Data records for software interfaces:
* * *

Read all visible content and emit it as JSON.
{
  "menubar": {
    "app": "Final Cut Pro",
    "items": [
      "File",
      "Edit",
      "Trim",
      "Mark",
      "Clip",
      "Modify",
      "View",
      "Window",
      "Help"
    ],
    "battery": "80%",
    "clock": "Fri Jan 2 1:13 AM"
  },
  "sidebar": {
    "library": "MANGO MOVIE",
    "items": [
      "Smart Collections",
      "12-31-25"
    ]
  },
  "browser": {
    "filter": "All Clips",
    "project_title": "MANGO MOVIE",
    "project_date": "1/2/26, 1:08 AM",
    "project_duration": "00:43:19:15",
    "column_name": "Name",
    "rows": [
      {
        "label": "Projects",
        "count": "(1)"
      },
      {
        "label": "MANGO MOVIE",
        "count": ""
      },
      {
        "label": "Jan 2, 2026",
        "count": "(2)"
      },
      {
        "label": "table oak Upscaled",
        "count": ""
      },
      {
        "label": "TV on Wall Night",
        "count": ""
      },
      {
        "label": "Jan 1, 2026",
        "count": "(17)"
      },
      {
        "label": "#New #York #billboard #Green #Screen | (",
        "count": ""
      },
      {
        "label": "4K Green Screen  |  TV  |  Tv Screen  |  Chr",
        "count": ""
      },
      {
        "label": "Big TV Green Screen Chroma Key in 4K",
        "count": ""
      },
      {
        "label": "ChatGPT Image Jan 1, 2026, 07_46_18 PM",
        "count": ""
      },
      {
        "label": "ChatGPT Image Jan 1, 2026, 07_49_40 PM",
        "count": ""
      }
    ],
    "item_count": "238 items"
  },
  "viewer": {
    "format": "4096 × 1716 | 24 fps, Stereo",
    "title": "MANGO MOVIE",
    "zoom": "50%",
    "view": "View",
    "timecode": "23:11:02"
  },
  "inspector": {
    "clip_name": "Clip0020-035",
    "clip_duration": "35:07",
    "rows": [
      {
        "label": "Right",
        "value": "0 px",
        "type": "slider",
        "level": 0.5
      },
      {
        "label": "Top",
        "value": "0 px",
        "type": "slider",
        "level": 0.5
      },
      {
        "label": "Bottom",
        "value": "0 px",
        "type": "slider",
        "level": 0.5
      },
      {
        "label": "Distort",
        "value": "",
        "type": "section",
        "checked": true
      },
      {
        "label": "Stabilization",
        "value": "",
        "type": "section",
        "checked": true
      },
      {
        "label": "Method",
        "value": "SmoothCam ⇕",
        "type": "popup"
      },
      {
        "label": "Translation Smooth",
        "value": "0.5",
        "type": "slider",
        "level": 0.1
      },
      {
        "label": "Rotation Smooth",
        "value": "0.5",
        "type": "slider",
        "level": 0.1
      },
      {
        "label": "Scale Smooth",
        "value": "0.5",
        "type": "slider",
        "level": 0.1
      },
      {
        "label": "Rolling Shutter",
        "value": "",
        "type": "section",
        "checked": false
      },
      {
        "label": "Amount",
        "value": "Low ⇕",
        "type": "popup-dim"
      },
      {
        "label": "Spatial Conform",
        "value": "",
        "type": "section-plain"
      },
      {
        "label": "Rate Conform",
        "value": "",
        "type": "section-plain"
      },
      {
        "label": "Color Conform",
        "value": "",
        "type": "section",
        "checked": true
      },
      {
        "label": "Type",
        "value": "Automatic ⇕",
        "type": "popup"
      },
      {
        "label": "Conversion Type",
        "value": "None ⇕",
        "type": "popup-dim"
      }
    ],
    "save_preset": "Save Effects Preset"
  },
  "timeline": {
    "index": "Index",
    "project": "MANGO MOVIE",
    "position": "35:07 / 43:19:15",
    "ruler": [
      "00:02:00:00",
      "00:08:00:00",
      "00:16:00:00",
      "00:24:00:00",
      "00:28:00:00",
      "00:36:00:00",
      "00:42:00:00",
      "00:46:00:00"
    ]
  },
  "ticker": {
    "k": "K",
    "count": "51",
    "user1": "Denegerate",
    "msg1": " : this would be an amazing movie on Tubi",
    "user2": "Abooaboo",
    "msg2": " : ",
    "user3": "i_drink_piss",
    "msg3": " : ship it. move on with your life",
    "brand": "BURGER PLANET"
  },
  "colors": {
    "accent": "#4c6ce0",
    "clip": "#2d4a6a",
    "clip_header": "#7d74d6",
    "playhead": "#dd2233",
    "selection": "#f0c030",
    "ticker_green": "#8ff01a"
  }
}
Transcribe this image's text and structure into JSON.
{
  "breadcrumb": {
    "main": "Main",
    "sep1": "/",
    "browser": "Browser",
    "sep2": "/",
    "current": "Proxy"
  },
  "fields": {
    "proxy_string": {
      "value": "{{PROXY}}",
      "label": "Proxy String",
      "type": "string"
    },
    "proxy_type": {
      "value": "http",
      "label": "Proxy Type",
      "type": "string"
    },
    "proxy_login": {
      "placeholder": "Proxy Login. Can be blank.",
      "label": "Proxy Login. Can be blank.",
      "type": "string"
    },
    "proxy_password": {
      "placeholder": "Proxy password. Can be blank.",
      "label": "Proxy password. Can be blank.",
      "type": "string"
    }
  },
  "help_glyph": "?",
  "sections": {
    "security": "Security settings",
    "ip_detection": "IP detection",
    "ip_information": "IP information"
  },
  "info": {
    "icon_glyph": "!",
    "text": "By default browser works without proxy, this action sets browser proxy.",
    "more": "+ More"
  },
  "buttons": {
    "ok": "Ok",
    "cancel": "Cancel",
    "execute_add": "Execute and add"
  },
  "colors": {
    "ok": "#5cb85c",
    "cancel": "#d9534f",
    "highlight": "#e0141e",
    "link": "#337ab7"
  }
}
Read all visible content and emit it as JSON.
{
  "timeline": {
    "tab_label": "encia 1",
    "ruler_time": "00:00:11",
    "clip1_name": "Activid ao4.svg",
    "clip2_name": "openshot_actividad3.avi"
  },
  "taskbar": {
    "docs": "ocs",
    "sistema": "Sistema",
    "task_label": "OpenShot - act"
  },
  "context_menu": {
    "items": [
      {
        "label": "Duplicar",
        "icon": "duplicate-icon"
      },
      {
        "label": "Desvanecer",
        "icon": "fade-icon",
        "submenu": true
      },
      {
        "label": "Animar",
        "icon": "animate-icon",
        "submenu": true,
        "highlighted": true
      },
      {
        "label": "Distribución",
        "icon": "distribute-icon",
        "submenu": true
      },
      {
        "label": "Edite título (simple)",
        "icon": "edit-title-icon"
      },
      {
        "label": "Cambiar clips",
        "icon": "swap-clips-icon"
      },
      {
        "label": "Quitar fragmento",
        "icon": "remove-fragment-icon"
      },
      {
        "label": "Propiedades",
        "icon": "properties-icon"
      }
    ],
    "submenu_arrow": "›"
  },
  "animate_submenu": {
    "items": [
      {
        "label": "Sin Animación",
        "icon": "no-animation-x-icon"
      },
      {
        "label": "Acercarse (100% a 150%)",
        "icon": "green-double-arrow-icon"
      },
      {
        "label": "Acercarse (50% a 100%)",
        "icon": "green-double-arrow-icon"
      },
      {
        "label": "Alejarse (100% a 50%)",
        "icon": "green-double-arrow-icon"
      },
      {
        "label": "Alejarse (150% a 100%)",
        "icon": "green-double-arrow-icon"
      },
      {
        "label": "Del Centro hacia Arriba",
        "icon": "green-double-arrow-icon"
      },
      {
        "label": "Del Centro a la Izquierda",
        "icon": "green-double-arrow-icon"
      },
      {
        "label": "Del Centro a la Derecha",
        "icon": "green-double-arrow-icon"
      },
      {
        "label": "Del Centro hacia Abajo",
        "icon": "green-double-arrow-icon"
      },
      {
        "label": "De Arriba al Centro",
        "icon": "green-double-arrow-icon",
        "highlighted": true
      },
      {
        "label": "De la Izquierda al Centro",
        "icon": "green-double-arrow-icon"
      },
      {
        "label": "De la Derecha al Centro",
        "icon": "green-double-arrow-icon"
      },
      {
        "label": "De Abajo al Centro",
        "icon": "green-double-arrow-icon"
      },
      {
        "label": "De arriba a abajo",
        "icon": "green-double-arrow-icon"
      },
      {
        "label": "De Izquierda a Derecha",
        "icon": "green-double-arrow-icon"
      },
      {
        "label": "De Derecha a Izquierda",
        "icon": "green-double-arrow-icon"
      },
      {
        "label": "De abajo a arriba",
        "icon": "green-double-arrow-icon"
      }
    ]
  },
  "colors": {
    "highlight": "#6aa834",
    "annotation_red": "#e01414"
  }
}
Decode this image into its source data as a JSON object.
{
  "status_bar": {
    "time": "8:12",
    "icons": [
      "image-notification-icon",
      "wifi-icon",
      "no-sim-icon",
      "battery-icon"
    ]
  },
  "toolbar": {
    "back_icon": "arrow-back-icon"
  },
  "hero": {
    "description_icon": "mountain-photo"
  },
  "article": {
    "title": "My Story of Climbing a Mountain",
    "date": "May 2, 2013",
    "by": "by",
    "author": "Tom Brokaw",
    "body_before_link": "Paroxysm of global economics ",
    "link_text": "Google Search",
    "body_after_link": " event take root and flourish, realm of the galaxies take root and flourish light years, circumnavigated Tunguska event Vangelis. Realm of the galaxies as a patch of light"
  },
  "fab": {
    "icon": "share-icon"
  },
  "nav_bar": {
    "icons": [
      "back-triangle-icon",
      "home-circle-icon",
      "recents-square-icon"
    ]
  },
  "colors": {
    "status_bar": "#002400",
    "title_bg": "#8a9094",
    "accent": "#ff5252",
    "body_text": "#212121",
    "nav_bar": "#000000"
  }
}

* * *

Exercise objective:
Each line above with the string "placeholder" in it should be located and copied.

Solved problem:
      "placeholder": "Proxy Login. Can be blank.",
      "placeholder": "Proxy password. Can be blank.",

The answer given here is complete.